=== Begin Enclosure ===
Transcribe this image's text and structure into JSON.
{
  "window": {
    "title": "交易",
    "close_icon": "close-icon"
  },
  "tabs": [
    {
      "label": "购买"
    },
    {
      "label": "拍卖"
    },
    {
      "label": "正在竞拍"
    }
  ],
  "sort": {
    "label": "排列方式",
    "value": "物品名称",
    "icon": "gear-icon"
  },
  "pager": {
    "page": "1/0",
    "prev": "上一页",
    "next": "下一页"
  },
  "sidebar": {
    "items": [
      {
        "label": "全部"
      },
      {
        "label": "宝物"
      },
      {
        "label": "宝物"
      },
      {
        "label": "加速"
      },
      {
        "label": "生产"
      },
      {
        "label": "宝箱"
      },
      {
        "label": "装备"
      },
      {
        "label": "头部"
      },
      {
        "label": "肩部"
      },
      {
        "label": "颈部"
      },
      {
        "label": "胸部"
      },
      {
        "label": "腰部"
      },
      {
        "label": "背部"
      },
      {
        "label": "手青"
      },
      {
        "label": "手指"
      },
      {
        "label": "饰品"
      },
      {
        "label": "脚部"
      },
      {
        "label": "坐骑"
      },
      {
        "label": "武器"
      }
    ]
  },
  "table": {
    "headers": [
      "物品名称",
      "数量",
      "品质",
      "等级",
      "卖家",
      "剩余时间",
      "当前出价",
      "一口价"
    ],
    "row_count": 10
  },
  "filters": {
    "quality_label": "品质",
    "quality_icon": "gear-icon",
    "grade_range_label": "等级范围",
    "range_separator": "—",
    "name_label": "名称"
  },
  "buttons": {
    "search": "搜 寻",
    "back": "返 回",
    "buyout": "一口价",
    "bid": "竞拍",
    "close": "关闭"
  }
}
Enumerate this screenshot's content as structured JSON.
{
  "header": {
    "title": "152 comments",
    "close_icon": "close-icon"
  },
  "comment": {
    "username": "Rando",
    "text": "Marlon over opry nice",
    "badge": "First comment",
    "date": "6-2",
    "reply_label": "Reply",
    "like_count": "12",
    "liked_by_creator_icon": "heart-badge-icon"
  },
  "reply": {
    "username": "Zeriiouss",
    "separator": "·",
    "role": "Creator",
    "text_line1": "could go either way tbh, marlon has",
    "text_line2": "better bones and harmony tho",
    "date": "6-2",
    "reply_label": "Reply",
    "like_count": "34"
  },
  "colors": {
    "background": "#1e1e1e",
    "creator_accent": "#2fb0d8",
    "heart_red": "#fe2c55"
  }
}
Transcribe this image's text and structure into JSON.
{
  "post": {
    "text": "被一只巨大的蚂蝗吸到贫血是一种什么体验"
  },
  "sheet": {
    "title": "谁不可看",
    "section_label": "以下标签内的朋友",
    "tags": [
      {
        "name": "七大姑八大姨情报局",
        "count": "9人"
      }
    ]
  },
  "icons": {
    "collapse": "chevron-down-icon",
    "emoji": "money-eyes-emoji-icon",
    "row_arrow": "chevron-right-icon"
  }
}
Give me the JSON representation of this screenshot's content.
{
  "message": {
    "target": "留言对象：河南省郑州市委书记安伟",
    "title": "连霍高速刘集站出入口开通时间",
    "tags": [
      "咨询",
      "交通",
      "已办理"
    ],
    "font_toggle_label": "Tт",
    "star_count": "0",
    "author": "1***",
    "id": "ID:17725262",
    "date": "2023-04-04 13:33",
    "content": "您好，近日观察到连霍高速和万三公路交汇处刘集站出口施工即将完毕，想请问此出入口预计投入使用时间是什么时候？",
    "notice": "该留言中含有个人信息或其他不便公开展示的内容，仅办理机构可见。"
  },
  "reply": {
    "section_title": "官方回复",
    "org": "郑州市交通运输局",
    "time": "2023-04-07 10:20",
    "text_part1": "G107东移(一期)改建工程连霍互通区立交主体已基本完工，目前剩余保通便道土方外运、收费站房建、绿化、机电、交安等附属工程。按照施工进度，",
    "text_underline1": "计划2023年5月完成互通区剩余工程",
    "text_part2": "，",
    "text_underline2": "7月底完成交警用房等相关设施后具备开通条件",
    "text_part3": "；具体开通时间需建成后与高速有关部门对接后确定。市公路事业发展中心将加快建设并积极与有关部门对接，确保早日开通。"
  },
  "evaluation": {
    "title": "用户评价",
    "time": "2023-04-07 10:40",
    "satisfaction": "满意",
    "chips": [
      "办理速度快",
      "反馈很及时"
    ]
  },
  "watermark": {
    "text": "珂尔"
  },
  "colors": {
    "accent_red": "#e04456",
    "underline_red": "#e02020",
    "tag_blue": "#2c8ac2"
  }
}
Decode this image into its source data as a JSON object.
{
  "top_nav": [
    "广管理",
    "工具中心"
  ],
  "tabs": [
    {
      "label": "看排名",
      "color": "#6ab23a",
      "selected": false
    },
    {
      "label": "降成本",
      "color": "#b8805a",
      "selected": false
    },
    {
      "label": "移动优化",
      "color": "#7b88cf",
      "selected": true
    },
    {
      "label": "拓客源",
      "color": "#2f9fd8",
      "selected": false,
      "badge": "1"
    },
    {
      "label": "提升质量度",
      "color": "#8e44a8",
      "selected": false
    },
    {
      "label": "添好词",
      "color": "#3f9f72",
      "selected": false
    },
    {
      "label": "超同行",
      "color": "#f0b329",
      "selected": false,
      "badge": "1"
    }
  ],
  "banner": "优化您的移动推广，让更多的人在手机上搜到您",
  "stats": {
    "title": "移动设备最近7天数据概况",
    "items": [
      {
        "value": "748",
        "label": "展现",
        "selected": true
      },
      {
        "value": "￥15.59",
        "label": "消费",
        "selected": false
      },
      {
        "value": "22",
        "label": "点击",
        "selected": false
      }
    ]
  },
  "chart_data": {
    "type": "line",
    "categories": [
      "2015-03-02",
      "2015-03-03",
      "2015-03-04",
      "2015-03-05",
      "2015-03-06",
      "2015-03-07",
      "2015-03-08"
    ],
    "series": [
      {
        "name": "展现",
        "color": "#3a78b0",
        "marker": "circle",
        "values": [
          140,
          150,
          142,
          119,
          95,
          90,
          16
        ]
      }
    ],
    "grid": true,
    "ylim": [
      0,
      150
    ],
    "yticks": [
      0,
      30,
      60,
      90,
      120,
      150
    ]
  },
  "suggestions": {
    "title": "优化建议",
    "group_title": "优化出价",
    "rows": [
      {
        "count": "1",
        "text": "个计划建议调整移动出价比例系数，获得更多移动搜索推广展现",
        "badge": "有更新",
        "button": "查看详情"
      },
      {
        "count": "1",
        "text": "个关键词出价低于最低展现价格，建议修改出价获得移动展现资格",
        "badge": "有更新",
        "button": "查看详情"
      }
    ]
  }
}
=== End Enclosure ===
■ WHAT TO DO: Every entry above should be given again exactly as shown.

■ REPLY TO THE TASK:
Transcribe this image's text and structure into JSON.
{
  "window": {
    "title": "交易",
    "close_icon": "close-icon"
  },
  "tabs": [
    {
      "label": "购买"
    },
    {
      "label": "拍卖"
    },
    {
      "label": "正在竞拍"
    }
  ],
  "sort": {
    "label": "排列方式",
    "value": "物品名称",
    "icon": "gear-icon"
  },
  "pager": {
    "page": "1/0",
    "prev": "上一页",
    "next": "下一页"
  },
  "sidebar": {
    "items": [
      {
        "label": "全部"
      },
      {
        "label": "宝物"
      },
      {
        "label": "宝物"
      },
      {
        "label": "加速"
      },
      {
        "label": "生产"
      },
      {
        "label": "宝箱"
      },
      {
        "label": "装备"
      },
      {
        "label": "头部"
      },
      {
        "label": "肩部"
      },
      {
        "label": "颈部"
      },
      {
        "label": "胸部"
      },
      {
        "label": "腰部"
      },
      {
        "label": "背部"
      },
      {
        "label": "手青"
      },
      {
        "label": "手指"
      },
      {
        "label": "饰品"
      },
      {
        "label": "脚部"
      },
      {
        "label": "坐骑"
      },
      {
        "label": "武器"
      }
    ]
  },
  "table": {
    "headers": [
      "物品名称",
      "数量",
      "品质",
      "等级",
      "卖家",
      "剩余时间",
      "当前出价",
      "一口价"
    ],
    "row_count": 10
  },
  "filters": {
    "quality_label": "品质",
    "quality_icon": "gear-icon",
    "grade_range_label": "等级范围",
    "range_separator": "—",
    "name_label": "名称"
  },
  "buttons": {
    "search": "搜 寻",
    "back": "返 回",
    "buyout": "一口价",
    "bid": "竞拍",
    "close": "关闭"
  }
}
Enumerate this screenshot's content as structured JSON.
{
  "header": {
    "title": "152 comments",
    "close_icon": "close-icon"
  },
  "comment": {
    "username": "Rando",
    "text": "Marlon over opry nice",
    "badge": "First comment",
    "date": "6-2",
    "reply_label": "Reply",
    "like_count": "12",
    "liked_by_creator_icon": "heart-badge-icon"
  },
  "reply": {
    "username": "Zeriiouss",
    "separator": "·",
    "role": "Creator",
    "text_line1": "could go either way tbh, marlon has",
    "text_line2": "better bones and harmony tho",
    "date": "6-2",
    "reply_label": "Reply",
    "like_count": "34"
  },
  "colors": {
    "background": "#1e1e1e",
    "creator_accent": "#2fb0d8",
    "heart_red": "#fe2c55"
  }
}
Transcribe this image's text and structure into JSON.
{
  "post": {
    "text": "被一只巨大的蚂蝗吸到贫血是一种什么体验"
  },
  "sheet": {
    "title": "谁不可看",
    "section_label": "以下标签内的朋友",
    "tags": [
      {
        "name": "七大姑八大姨情报局",
        "count": "9人"
      }
    ]
  },
  "icons": {
    "collapse": "chevron-down-icon",
    "emoji": "money-eyes-emoji-icon",
    "row_arrow": "chevron-right-icon"
  }
}
Give me the JSON representation of this screenshot's content.
{
  "message": {
    "target": "留言对象：河南省郑州市委书记安伟",
    "title": "连霍高速刘集站出入口开通时间",
    "tags": [
      "咨询",
      "交通",
      "已办理"
    ],
    "font_toggle_label": "Tт",
    "star_count": "0",
    "author": "1***",
    "id": "ID:17725262",
    "date": "2023-04-04 13:33",
    "content": "您好，近日观察到连霍高速和万三公路交汇处刘集站出口施工即将完毕，想请问此出入口预计投入使用时间是什么时候？",
    "notice": "该留言中含有个人信息或其他不便公开展示的内容，仅办理机构可见。"
  },
  "reply": {
    "section_title": "官方回复",
    "org": "郑州市交通运输局",
    "time": "2023-04-07 10:20",
    "text_part1": "G107东移(一期)改建工程连霍互通区立交主体已基本完工，目前剩余保通便道土方外运、收费站房建、绿化、机电、交安等附属工程。按照施工进度，",
    "text_underline1": "计划2023年5月完成互通区剩余工程",
    "text_part2": "，",
    "text_underline2": "7月底完成交警用房等相关设施后具备开通条件",
    "text_part3": "；具体开通时间需建成后与高速有关部门对接后确定。市公路事业发展中心将加快建设并积极与有关部门对接，确保早日开通。"
  },
  "evaluation": {
    "title": "用户评价",
    "time": "2023-04-07 10:40",
    "satisfaction": "满意",
    "chips": [
      "办理速度快",
      "反馈很及时"
    ]
  },
  "watermark": {
    "text": "珂尔"
  },
  "colors": {
    "accent_red": "#e04456",
    "underline_red": "#e02020",
    "tag_blue": "#2c8ac2"
  }
}
Decode this image into its source data as a JSON object.
{
  "top_nav": [
    "广管理",
    "工具中心"
  ],
  "tabs": [
    {
      "label": "看排名",
      "color": "#6ab23a",
      "selected": false
    },
    {
      "label": "降成本",
      "color": "#b8805a",
      "selected": false
    },
    {
      "label": "移动优化",
      "color": "#7b88cf",
      "selected": true
    },
    {
      "label": "拓客源",
      "color": "#2f9fd8",
      "selected": false,
      "badge": "1"
    },
    {
      "label": "提升质量度",
      "color": "#8e44a8",
      "selected": false
    },
    {
      "label": "添好词",
      "color": "#3f9f72",
      "selected": false
    },
    {
      "label": "超同行",
      "color": "#f0b329",
      "selected": false,
      "badge": "1"
    }
  ],
  "banner": "优化您的移动推广，让更多的人在手机上搜到您",
  "stats": {
    "title": "移动设备最近7天数据概况",
    "items": [
      {
        "value": "748",
        "label": "展现",
        "selected": true
      },
      {
        "value": "￥15.59",
        "label": "消费",
        "selected": false
      },
      {
        "value": "22",
        "label": "点击",
        "selected": false
      }
    ]
  },
  "chart_data": {
    "type": "line",
    "categories": [
      "2015-03-02",
      "2015-03-03",
      "2015-03-04",
      "2015-03-05",
      "2015-03-06",
      "2015-03-07",
      "2015-03-08"
    ],
    "series": [
      {
        "name": "展现",
        "color": "#3a78b0",
        "marker": "circle",
        "values": [
          140,
          150,
          142,
          119,
          95,
          90,
          16
        ]
      }
    ],
    "grid": true,
    "ylim": [
      0,
      150
    ],
    "yticks": [
      0,
      30,
      60,
      90,
      120,
      150
    ]
  },
  "suggestions": {
    "title": "优化建议",
    "group_title": "优化出价",
    "rows": [
      {
        "count": "1",
        "text": "个计划建议调整移动出价比例系数，获得更多移动搜索推广展现",
        "badge": "有更新",
        "button": "查看详情"
      },
      {
        "count": "1",
        "text": "个关键词出价低于最低展现价格，建议修改出价获得移动展现资格",
        "badge": "有更新",
        "button": "查看详情"
      }
    ]
  }
}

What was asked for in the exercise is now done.